■ What this task involves
Scan the entries below and state how many lines contain "description". No other output.

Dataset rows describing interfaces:
++++++++++++++++++++

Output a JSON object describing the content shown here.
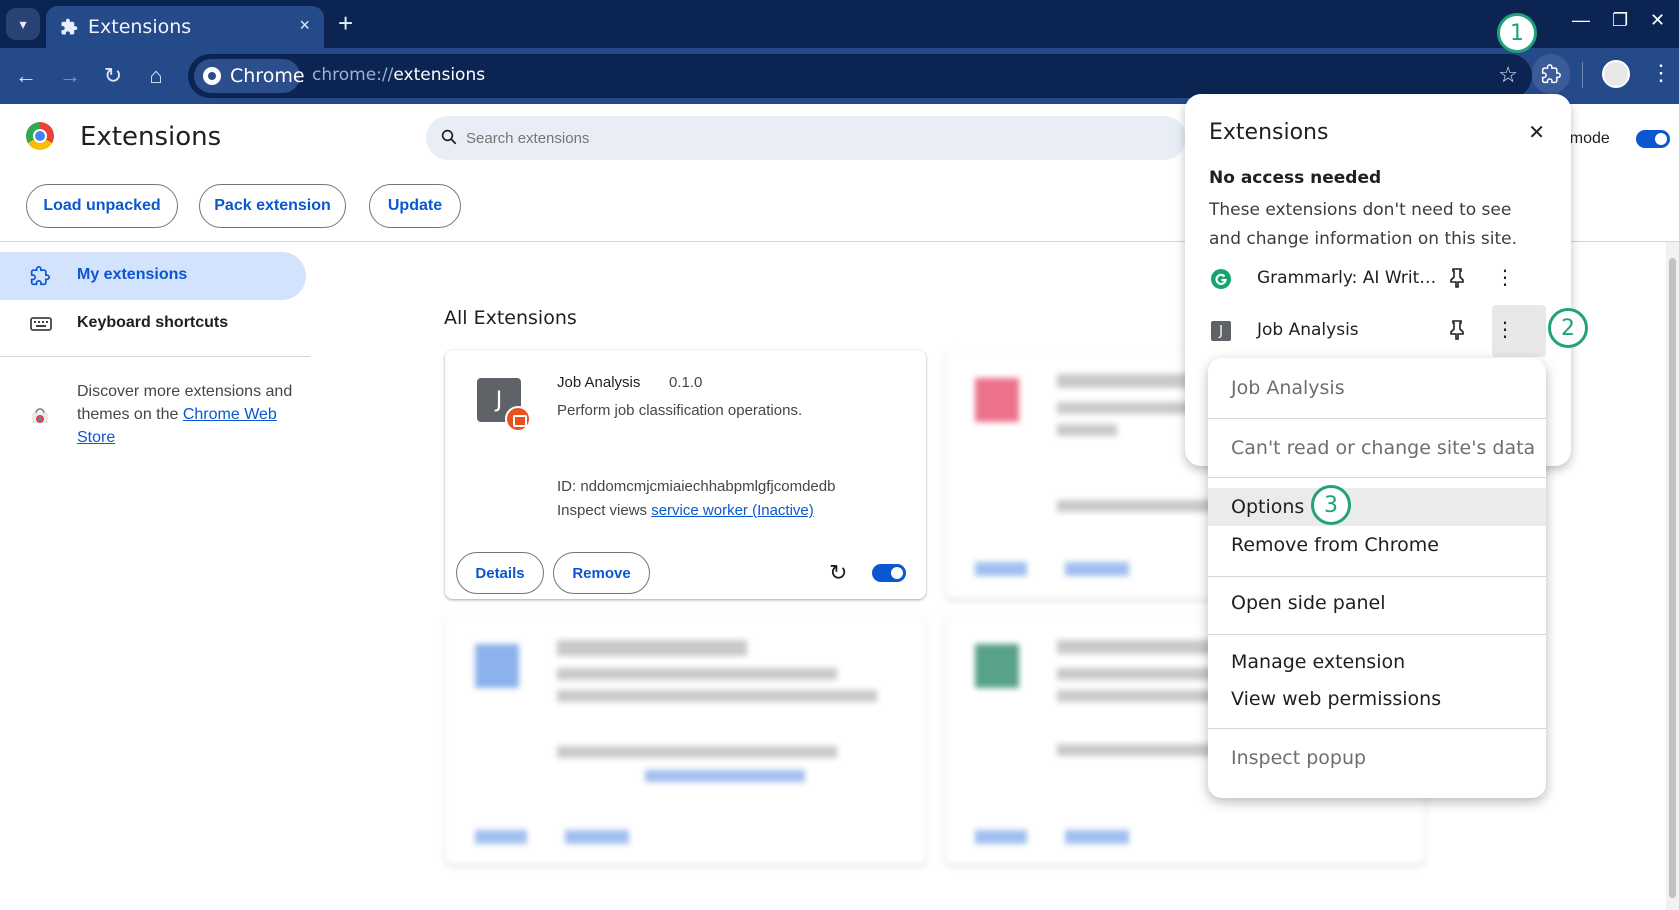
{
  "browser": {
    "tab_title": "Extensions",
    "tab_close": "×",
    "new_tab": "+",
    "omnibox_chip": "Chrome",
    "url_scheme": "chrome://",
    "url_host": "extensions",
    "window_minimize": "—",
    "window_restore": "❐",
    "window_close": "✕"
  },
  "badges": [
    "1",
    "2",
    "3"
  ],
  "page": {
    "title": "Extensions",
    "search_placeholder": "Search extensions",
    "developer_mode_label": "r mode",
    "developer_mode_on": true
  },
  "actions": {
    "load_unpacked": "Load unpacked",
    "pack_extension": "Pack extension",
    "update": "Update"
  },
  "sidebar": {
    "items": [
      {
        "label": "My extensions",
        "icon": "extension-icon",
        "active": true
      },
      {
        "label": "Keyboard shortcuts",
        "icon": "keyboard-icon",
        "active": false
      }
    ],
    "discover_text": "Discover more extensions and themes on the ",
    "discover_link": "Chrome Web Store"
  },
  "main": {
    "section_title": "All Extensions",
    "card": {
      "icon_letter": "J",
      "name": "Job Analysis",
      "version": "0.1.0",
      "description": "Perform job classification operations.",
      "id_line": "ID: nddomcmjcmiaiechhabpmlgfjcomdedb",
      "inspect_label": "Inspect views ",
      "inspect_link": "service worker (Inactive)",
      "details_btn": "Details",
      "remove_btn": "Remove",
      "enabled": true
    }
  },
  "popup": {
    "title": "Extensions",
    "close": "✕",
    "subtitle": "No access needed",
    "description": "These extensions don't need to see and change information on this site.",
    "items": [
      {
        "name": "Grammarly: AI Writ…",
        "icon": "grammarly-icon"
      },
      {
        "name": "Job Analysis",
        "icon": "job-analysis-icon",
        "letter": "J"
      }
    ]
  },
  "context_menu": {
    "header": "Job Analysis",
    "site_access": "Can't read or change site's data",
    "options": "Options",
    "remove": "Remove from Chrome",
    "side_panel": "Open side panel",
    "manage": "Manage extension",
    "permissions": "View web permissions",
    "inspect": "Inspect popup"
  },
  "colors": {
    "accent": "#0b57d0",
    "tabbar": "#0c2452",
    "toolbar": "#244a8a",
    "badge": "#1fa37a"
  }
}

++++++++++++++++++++

■ Answer for the task
2